by Eileen Moloney, Head of Marketing at Brightwater
Implementing an effective studying technique is key to success in exams. However, how do you manage when you’re not a full-time student, but instead are studying for your professional exams whilst holding down a demanding job at the same time?
Regardless of whatever discipline you’re seeking a professional qualification in, (engineering, accountancy, pharmaceutical or legal to name but a few), it can immensely challenging to get your head stuck back into the books whilst working full-time. We outline just a few tips below on how to be best prepared for your exams.
1. Plan ahead
Deciding when to take the exams is the first step. This decision can be affected by several factors including the structure of your qualification and whether or not you’re staggering the modules needed. It can also be affected by your own family life and big events such as weddings, moving house or new arrivals to your family. Sleepless nights with a new born is not conducive to study nor will you be thanked by your partner if you disappear off to study just when they need support!.
2. Make it a habit to study
It can be really difficult to carve out time to study when working full-time. You have to be disciplined and create a schedule of the extra study you need to do. Once you’re immersed in this schedule, it will become a habit. Study before or after hours at the office or indeed on your commute where possible to avoid any distractions particularly if you have kids at home who will require attention once you walk through the front door.
Remember that short frequent study sessions will cover far more material than relying on cramming a lot of information in at the last minute.
For some qualifications, exams are only once a year and offer no flexibility in the amount of modules you are required to do or sit at any one time so this means a huge amount of study. Other professional qualifications such as ACCA allow you to choose the number of subjects you want to study and offer up to 4 exam sittings a year. This means you are able to divide out your study times more efficiently and effectively.

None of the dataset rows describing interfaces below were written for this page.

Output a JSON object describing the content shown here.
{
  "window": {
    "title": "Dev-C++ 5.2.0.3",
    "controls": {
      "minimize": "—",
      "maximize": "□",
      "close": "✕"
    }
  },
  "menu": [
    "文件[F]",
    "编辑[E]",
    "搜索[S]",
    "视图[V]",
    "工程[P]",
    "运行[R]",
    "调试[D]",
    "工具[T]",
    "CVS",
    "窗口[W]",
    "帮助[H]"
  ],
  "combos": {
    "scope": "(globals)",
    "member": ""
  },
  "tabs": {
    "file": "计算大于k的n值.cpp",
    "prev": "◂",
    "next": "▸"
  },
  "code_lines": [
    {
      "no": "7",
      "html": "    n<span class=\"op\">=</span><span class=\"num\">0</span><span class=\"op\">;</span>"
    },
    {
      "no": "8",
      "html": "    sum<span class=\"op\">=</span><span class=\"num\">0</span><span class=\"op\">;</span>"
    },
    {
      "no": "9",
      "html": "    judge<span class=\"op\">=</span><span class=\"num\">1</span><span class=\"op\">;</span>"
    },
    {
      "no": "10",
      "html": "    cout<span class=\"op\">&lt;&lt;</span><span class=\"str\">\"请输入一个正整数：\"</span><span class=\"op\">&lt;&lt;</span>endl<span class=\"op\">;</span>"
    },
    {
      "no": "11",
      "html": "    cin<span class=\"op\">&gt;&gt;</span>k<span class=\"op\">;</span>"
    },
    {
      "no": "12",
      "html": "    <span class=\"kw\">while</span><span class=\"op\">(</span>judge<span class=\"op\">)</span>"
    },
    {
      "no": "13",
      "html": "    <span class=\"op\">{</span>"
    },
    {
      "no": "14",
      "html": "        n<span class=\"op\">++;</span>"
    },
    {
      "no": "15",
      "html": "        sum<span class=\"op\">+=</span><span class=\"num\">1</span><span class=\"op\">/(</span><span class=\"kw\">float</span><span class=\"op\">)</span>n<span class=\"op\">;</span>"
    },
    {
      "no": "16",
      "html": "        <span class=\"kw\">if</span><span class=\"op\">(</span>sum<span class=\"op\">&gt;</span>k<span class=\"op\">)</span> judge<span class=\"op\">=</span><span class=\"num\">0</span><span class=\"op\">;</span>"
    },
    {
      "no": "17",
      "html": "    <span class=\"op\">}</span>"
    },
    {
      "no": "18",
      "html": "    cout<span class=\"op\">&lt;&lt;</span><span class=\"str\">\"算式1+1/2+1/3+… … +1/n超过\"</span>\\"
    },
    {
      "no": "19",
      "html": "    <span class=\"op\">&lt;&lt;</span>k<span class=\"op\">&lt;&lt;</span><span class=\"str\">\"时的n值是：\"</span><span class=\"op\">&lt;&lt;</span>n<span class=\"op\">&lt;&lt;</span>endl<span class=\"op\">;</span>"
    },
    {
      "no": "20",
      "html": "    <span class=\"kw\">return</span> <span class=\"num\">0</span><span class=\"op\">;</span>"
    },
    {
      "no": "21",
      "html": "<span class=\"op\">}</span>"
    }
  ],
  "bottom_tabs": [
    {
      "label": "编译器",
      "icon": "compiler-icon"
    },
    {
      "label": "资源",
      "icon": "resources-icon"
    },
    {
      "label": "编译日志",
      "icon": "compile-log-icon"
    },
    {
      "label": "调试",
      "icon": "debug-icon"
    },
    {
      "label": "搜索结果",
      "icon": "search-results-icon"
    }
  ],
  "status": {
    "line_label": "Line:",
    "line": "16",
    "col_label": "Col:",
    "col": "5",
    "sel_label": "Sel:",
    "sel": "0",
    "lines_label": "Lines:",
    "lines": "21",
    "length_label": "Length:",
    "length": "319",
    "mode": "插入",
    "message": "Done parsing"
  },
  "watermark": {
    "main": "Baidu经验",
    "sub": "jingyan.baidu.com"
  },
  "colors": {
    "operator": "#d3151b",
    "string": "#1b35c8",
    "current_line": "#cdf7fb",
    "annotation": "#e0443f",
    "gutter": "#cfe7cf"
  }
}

3. Group Study
Group learning allows you to discuss topics / case studies and learn from one another. It also gives you different angles on study techniques. Regular group study sessions also forces you to both participate and concentrate so procrastination is definitely NOT an option. Instead, studying as part of a group can act as a huge motivator.
People also generally learn faster in a group setting. Something that may be a sticking point for you could come quickly to another peer. Instead of spending valuable time trying to work through the problem yourself, you can just simply ask a question. You can also fill in gaps in your own knowledge by comparing notes.
Study groups are also particularly great for gaining a new perspective as everyone will have different viewpoints on the same idea. This will help develop your critical thinking skills at the same time.
4. Practice, Practice, Practice
This would apply to studying for any type of exam. Look up old exam papers and try and complete them in the allotted time. Get used to the types of questions, the marks allocated to each section. Try and do at least three or four practice papers after each topic / module. Most of the professional bodies/associations would offer exam preparation sessions before the exams so do try and attend these. They could have some valuable hints on how to handle case studies or give some subtle hints as to what could appear on the exam papers.
5. Look after yourself
You can always study better and take in information more when you’re well rested and well-nourished. The temptation is there to pull all night study sessions or work into the small hours on completing projects but sleeping well is key to being revitalised. Make sure you’re eating well too. A nourished body leads to a nourished mind. Remember also to take time out for exercise or spending time with family.
6. Find / Buy a watch
With the advent of smart phones, people are foregoing wearing a watch but you can’t bring phones into the examination halls and often clocks in the halls are either non-existent or not working properly. So buy a watch well in advance of your exams and have everything ready to go.
7. Cruise to the finish line.
While it can be tempting to panic in the last few days pre-exams, use the time to keep revising the work you have covered so far and don’t try and take in information on new topics at this point. Some organisations allow their employees to take study leave for professional exams (either specified study leave or annual leave) particularly if your qualification is going to benefit them. So use this time to calmly and methodically cover the work you’ve already studied. At this stage, most of the hard work is done.
We wish you the very best of luck in your professional exams!